Arrange for their doctor to call in refills to a pharmacy near you during your travels.

  • If you’re traveling long-term in the U.S., this is a great option even if you’re moving from place to place. The hotel concierge or RV park management should be able tell you the closest drug stores. If traveling overseas, contact the hotel concierge as well to obtain a list of nearby pharmacies. I highly recommend calling the pharmacy before you depart to verify they will refill all your parents’ prescriptions. You should also confirm costs, if the pharmacy requires the ‘script to be faxed or if you’ll need an original copy with you and if your parent’s doctor needs to provide any additional information.

Arrange for a family member or a friend to pick up your parents’ medications and mail them to you.

  • This works if you know you’ll be at a certain place at a certain time (and you’ll also have to be sure that you aren’t violating any local laws regarding the possession or distribution of those medications). Be sure to account for slower than normal mail service (I sent a postcard to Mom from Mexico on one trip and it took 9 months to arrive!).

Sign up for travel medical insurance with a company whose services include offering medical assistance to their customers.

  • When you’re abroad, these companies can often connect you to a local doctor and pharmacy who can provide a prescription evaluation and the medications, or they can sometimes arrange to have refills shipped directly to you.

If you can’t figure out a way to arrange for prescription refills while on the road, consider making a quick visit home during your long trip.

  • Popping back to your home country (you don’t even have to go to your hometown) for a couple of days to take care of prescription refills can be both expensive and inconvenient. But if it’s the only option that will let you get the medicines your parents need, it’s better to go ahead and do it (and get back to your trip after a brief interruption) rather than rule it out completely (and end up cutting your trip short).

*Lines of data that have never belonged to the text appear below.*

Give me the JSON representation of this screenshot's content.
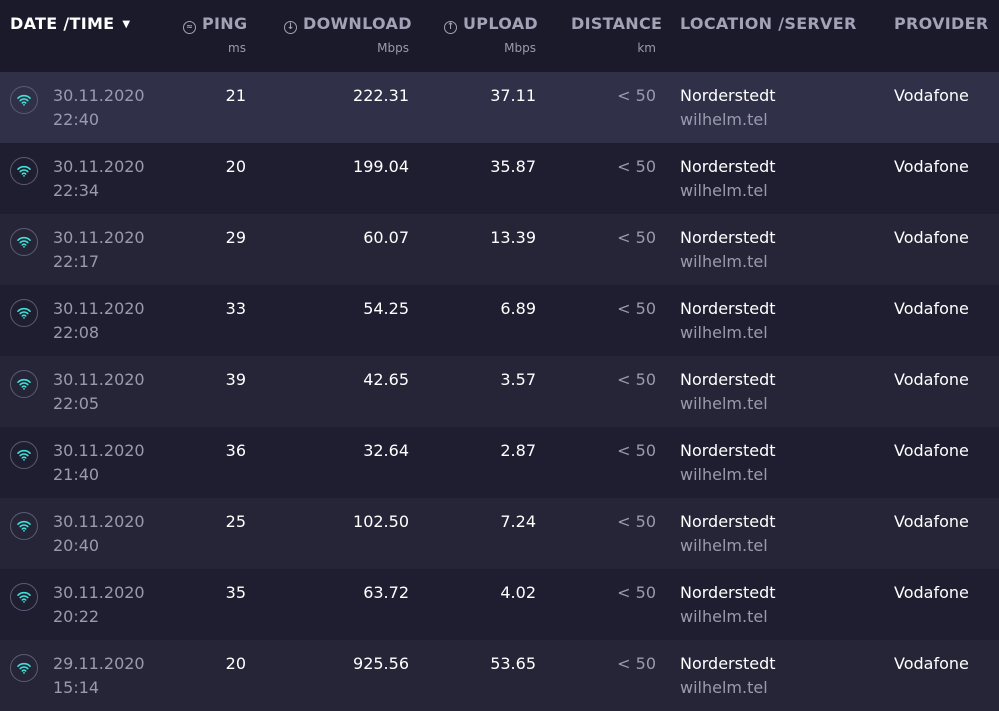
{
  "header": {
    "date_time": "DATE /TIME",
    "sort_caret": "▼",
    "ping": "PING",
    "ping_unit": "ms",
    "download": "DOWNLOAD",
    "download_unit": "Mbps",
    "upload": "UPLOAD",
    "upload_unit": "Mbps",
    "distance": "DISTANCE",
    "distance_unit": "km",
    "location": "LOCATION /SERVER",
    "provider": "PROVIDER"
  },
  "rows": [
    {
      "date": "30.11.2020",
      "time": "22:40",
      "ping": "21",
      "download": "222.31",
      "upload": "37.11",
      "distance": "< 50",
      "location": "Norderstedt",
      "server": "wilhelm.tel",
      "provider": "Vodafone"
    },
    {
      "date": "30.11.2020",
      "time": "22:34",
      "ping": "20",
      "download": "199.04",
      "upload": "35.87",
      "distance": "< 50",
      "location": "Norderstedt",
      "server": "wilhelm.tel",
      "provider": "Vodafone"
    },
    {
      "date": "30.11.2020",
      "time": "22:17",
      "ping": "29",
      "download": "60.07",
      "upload": "13.39",
      "distance": "< 50",
      "location": "Norderstedt",
      "server": "wilhelm.tel",
      "provider": "Vodafone"
    },
    {
      "date": "30.11.2020",
      "time": "22:08",
      "ping": "33",
      "download": "54.25",
      "upload": "6.89",
      "distance": "< 50",
      "location": "Norderstedt",
      "server": "wilhelm.tel",
      "provider": "Vodafone"
    },
    {
      "date": "30.11.2020",
      "time": "22:05",
      "ping": "39",
      "download": "42.65",
      "upload": "3.57",
      "distance": "< 50",
      "location": "Norderstedt",
      "server": "wilhelm.tel",
      "provider": "Vodafone"
    },
    {
      "date": "30.11.2020",
      "time": "21:40",
      "ping": "36",
      "download": "32.64",
      "upload": "2.87",
      "distance": "< 50",
      "location": "Norderstedt",
      "server": "wilhelm.tel",
      "provider": "Vodafone"
    },
    {
      "date": "30.11.2020",
      "time": "20:40",
      "ping": "25",
      "download": "102.50",
      "upload": "7.24",
      "distance": "< 50",
      "location": "Norderstedt",
      "server": "wilhelm.tel",
      "provider": "Vodafone"
    },
    {
      "date": "30.11.2020",
      "time": "20:22",
      "ping": "35",
      "download": "63.72",
      "upload": "4.02",
      "distance": "< 50",
      "location": "Norderstedt",
      "server": "wilhelm.tel",
      "provider": "Vodafone"
    },
    {
      "date": "29.11.2020",
      "time": "15:14",
      "ping": "20",
      "download": "925.56",
      "upload": "53.65",
      "distance": "< 50",
      "location": "Norderstedt",
      "server": "wilhelm.tel",
      "provider": "Vodafone"
    }
  ],
  "icons": {
    "connection": "wifi-icon",
    "ping": "ping-icon",
    "download": "download-arrow-icon",
    "upload": "upload-arrow-icon"
  },
  "colors": {
    "background": "#1b1b2b",
    "row_highlight": "#313049",
    "wifi_accent": "#3fe1d6",
    "muted_text": "#9a9aaf"
  }
}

Most importantly, if your parents use regular medications and want to go on a long-term trip, make sure their doctor clears them for travel and is willing to help you out (as much as he or she can) in arranging for prescription refills. You definitely need their doctor’s support for this! And you’ll also need extra time to work out the medication details, so be sure to start your long-term travel planning even earlier than you would for a regular trip!